**Dataset entries:**
=====

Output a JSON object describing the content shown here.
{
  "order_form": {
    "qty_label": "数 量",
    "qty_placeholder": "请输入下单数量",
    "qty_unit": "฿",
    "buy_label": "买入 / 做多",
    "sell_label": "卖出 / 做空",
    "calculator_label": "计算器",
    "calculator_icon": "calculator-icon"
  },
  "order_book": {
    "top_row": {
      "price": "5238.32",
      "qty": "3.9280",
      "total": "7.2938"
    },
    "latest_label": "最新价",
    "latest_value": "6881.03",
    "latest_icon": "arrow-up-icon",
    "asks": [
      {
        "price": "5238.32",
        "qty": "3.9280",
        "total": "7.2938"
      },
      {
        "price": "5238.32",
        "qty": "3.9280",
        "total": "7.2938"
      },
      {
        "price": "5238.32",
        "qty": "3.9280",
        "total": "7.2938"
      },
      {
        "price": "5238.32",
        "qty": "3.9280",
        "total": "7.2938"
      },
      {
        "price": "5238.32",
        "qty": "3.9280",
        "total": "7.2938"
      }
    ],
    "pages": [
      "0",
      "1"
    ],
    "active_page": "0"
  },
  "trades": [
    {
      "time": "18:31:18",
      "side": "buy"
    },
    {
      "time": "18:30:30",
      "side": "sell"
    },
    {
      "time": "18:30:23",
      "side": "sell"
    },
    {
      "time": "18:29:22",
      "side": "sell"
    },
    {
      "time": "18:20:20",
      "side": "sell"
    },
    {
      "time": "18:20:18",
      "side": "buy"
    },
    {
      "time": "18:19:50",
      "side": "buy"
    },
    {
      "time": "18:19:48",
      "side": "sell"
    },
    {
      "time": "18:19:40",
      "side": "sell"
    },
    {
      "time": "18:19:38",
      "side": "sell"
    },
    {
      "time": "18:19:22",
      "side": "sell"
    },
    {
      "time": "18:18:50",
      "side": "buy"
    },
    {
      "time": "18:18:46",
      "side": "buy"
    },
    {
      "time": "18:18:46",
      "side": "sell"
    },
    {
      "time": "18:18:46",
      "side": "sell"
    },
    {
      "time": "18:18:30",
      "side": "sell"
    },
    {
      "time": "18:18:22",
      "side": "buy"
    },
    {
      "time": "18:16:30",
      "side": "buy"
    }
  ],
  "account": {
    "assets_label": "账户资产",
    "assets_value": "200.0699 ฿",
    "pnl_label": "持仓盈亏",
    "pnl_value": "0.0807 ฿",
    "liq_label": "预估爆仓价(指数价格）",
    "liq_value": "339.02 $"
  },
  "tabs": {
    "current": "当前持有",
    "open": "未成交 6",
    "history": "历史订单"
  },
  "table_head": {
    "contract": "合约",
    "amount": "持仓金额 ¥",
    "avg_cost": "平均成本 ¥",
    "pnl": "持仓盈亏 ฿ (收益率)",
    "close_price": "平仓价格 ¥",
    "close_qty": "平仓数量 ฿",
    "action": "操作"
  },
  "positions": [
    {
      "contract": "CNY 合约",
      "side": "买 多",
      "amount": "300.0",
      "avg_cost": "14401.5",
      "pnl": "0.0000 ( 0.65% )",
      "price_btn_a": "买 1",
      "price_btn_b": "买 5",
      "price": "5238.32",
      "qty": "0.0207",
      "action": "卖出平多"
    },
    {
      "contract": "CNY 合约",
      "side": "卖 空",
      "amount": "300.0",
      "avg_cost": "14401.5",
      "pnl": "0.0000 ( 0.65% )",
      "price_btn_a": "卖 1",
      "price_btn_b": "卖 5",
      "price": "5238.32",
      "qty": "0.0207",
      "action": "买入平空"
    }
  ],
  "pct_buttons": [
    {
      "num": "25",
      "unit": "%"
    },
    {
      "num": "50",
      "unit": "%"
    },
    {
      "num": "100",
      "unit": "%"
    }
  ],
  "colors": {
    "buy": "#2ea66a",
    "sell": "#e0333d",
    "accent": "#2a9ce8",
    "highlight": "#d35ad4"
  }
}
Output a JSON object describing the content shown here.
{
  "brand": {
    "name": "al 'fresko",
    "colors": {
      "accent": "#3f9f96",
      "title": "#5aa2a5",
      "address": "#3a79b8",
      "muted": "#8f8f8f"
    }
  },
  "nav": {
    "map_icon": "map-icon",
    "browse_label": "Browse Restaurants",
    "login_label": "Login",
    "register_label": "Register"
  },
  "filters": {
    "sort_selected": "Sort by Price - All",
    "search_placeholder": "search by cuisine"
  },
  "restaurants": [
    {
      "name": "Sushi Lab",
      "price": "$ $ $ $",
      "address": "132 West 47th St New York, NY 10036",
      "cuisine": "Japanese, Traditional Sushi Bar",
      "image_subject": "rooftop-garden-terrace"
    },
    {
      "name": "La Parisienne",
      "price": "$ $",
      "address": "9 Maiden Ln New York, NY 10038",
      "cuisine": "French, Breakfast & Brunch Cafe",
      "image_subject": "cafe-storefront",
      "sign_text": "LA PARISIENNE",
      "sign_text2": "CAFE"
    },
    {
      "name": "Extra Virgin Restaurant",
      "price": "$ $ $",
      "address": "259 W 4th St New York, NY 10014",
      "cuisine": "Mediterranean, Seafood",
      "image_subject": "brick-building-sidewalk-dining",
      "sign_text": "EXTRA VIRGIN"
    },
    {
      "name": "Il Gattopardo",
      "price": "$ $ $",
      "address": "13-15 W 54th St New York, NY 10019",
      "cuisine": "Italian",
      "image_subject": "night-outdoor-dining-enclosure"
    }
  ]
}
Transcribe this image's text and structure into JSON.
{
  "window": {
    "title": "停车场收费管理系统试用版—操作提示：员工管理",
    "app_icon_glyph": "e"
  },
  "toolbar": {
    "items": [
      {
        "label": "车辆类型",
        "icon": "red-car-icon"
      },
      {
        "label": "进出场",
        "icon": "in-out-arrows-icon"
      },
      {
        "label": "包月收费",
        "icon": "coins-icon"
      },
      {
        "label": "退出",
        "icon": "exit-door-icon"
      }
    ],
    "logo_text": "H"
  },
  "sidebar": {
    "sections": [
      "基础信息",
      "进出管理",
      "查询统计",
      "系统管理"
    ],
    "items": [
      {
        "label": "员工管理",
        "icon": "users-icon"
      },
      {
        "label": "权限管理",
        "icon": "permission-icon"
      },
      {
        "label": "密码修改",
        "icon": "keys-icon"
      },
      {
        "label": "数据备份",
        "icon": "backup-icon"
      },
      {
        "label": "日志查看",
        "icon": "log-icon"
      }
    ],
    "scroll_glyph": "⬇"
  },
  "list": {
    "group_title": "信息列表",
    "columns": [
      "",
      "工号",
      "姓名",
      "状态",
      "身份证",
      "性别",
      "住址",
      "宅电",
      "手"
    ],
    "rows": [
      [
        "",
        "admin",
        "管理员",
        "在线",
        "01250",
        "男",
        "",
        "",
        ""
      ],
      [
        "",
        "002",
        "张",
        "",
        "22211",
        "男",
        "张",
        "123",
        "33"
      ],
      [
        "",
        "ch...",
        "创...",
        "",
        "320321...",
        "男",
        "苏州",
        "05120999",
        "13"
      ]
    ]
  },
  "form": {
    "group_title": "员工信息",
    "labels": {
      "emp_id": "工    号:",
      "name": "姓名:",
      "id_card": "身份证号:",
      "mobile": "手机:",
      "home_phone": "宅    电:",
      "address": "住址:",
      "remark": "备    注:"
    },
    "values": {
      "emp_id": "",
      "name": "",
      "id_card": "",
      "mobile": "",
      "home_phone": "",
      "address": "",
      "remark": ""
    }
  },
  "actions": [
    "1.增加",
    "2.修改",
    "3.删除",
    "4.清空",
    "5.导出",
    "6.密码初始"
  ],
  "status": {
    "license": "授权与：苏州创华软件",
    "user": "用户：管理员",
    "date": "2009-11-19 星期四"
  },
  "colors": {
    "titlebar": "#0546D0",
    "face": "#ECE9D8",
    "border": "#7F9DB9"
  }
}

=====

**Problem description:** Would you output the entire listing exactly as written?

**Your solution:**
Output a JSON object describing the content shown here.
{
  "order_form": {
    "qty_label": "数 量",
    "qty_placeholder": "请输入下单数量",
    "qty_unit": "฿",
    "buy_label": "买入 / 做多",
    "sell_label": "卖出 / 做空",
    "calculator_label": "计算器",
    "calculator_icon": "calculator-icon"
  },
  "order_book": {
    "top_row": {
      "price": "5238.32",
      "qty": "3.9280",
      "total": "7.2938"
    },
    "latest_label": "最新价",
    "latest_value": "6881.03",
    "latest_icon": "arrow-up-icon",
    "asks": [
      {
        "price": "5238.32",
        "qty": "3.9280",
        "total": "7.2938"
      },
      {
        "price": "5238.32",
        "qty": "3.9280",
        "total": "7.2938"
      },
      {
        "price": "5238.32",
        "qty": "3.9280",
        "total": "7.2938"
      },
      {
        "price": "5238.32",
        "qty": "3.9280",
        "total": "7.2938"
      },
      {
        "price": "5238.32",
        "qty": "3.9280",
        "total": "7.2938"
      }
    ],
    "pages": [
      "0",
      "1"
    ],
    "active_page": "0"
  },
  "trades": [
    {
      "time": "18:31:18",
      "side": "buy"
    },
    {
      "time": "18:30:30",
      "side": "sell"
    },
    {
      "time": "18:30:23",
      "side": "sell"
    },
    {
      "time": "18:29:22",
      "side": "sell"
    },
    {
      "time": "18:20:20",
      "side": "sell"
    },
    {
      "time": "18:20:18",
      "side": "buy"
    },
    {
      "time": "18:19:50",
      "side": "buy"
    },
    {
      "time": "18:19:48",
      "side": "sell"
    },
    {
      "time": "18:19:40",
      "side": "sell"
    },
    {
      "time": "18:19:38",
      "side": "sell"
    },
    {
      "time": "18:19:22",
      "side": "sell"
    },
    {
      "time": "18:18:50",
      "side": "buy"
    },
    {
      "time": "18:18:46",
      "side": "buy"
    },
    {
      "time": "18:18:46",
      "side": "sell"
    },
    {
      "time": "18:18:46",
      "side": "sell"
    },
    {
      "time": "18:18:30",
      "side": "sell"
    },
    {
      "time": "18:18:22",
      "side": "buy"
    },
    {
      "time": "18:16:30",
      "side": "buy"
    }
  ],
  "account": {
    "assets_label": "账户资产",
    "assets_value": "200.0699 ฿",
    "pnl_label": "持仓盈亏",
    "pnl_value": "0.0807 ฿",
    "liq_label": "预估爆仓价(指数价格）",
    "liq_value": "339.02 $"
  },
  "tabs": {
    "current": "当前持有",
    "open": "未成交 6",
    "history": "历史订单"
  },
  "table_head": {
    "contract": "合约",
    "amount": "持仓金额 ¥",
    "avg_cost": "平均成本 ¥",
    "pnl": "持仓盈亏 ฿ (收益率)",
    "close_price": "平仓价格 ¥",
    "close_qty": "平仓数量 ฿",
    "action": "操作"
  },
  "positions": [
    {
      "contract": "CNY 合约",
      "side": "买 多",
      "amount": "300.0",
      "avg_cost": "14401.5",
      "pnl": "0.0000 ( 0.65% )",
      "price_btn_a": "买 1",
      "price_btn_b": "买 5",
      "price": "5238.32",
      "qty": "0.0207",
      "action": "卖出平多"
    },
    {
      "contract": "CNY 合约",
      "side": "卖 空",
      "amount": "300.0",
      "avg_cost": "14401.5",
      "pnl": "0.0000 ( 0.65% )",
      "price_btn_a": "卖 1",
      "price_btn_b": "卖 5",
      "price": "5238.32",
      "qty": "0.0207",
      "action": "买入平空"
    }
  ],
  "pct_buttons": [
    {
      "num": "25",
      "unit": "%"
    },
    {
      "num": "50",
      "unit": "%"
    },
    {
      "num": "100",
      "unit": "%"
    }
  ],
  "colors": {
    "buy": "#2ea66a",
    "sell": "#e0333d",
    "accent": "#2a9ce8",
    "highlight": "#d35ad4"
  }
}
Output a JSON object describing the content shown here.
{
  "brand": {
    "name": "al 'fresko",
    "colors": {
      "accent": "#3f9f96",
      "title": "#5aa2a5",
      "address": "#3a79b8",
      "muted": "#8f8f8f"
    }
  },
  "nav": {
    "map_icon": "map-icon",
    "browse_label": "Browse Restaurants",
    "login_label": "Login",
    "register_label": "Register"
  },
  "filters": {
    "sort_selected": "Sort by Price - All",
    "search_placeholder": "search by cuisine"
  },
  "restaurants": [
    {
      "name": "Sushi Lab",
      "price": "$ $ $ $",
      "address": "132 West 47th St New York, NY 10036",
      "cuisine": "Japanese, Traditional Sushi Bar",
      "image_subject": "rooftop-garden-terrace"
    },
    {
      "name": "La Parisienne",
      "price": "$ $",
      "address": "9 Maiden Ln New York, NY 10038",
      "cuisine": "French, Breakfast & Brunch Cafe",
      "image_subject": "cafe-storefront",
      "sign_text": "LA PARISIENNE",
      "sign_text2": "CAFE"
    },
    {
      "name": "Extra Virgin Restaurant",
      "price": "$ $ $",
      "address": "259 W 4th St New York, NY 10014",
      "cuisine": "Mediterranean, Seafood",
      "image_subject": "brick-building-sidewalk-dining",
      "sign_text": "EXTRA VIRGIN"
    },
    {
      "name": "Il Gattopardo",
      "price": "$ $ $",
      "address": "13-15 W 54th St New York, NY 10019",
      "cuisine": "Italian",
      "image_subject": "night-outdoor-dining-enclosure"
    }
  ]
}
Transcribe this image's text and structure into JSON.
{
  "window": {
    "title": "停车场收费管理系统试用版—操作提示：员工管理",
    "app_icon_glyph": "e"
  },
  "toolbar": {
    "items": [
      {
        "label": "车辆类型",
        "icon": "red-car-icon"
      },
      {
        "label": "进出场",
        "icon": "in-out-arrows-icon"
      },
      {
        "label": "包月收费",
        "icon": "coins-icon"
      },
      {
        "label": "退出",
        "icon": "exit-door-icon"
      }
    ],
    "logo_text": "H"
  },
  "sidebar": {
    "sections": [
      "基础信息",
      "进出管理",
      "查询统计",
      "系统管理"
    ],
    "items": [
      {
        "label": "员工管理",
        "icon": "users-icon"
      },
      {
        "label": "权限管理",
        "icon": "permission-icon"
      },
      {
        "label": "密码修改",
        "icon": "keys-icon"
      },
      {
        "label": "数据备份",
        "icon": "backup-icon"
      },
      {
        "label": "日志查看",
        "icon": "log-icon"
      }
    ],
    "scroll_glyph": "⬇"
  },
  "list": {
    "group_title": "信息列表",
    "columns": [
      "",
      "工号",
      "姓名",
      "状态",
      "身份证",
      "性别",
      "住址",
      "宅电",
      "手"
    ],
    "rows": [
      [
        "",
        "admin",
        "管理员",
        "在线",
        "01250",
        "男",
        "",
        "",
        ""
      ],
      [
        "",
        "002",
        "张",
        "",
        "22211",
        "男",
        "张",
        "123",
        "33"
      ],
      [
        "",
        "ch...",
        "创...",
        "",
        "320321...",
        "男",
        "苏州",
        "05120999",
        "13"
      ]
    ]
  },
  "form": {
    "group_title": "员工信息",
    "labels": {
      "emp_id": "工    号:",
      "name": "姓名:",
      "id_card": "身份证号:",
      "mobile": "手机:",
      "home_phone": "宅    电:",
      "address": "住址:",
      "remark": "备    注:"
    },
    "values": {
      "emp_id": "",
      "name": "",
      "id_card": "",
      "mobile": "",
      "home_phone": "",
      "address": "",
      "remark": ""
    }
  },
  "actions": [
    "1.增加",
    "2.修改",
    "3.删除",
    "4.清空",
    "5.导出",
    "6.密码初始"
  ],
  "status": {
    "license": "授权与：苏州创华软件",
    "user": "用户：管理员",
    "date": "2009-11-19 星期四"
  },
  "colors": {
    "titlebar": "#0546D0",
    "face": "#ECE9D8",
    "border": "#7F9DB9"
  }
}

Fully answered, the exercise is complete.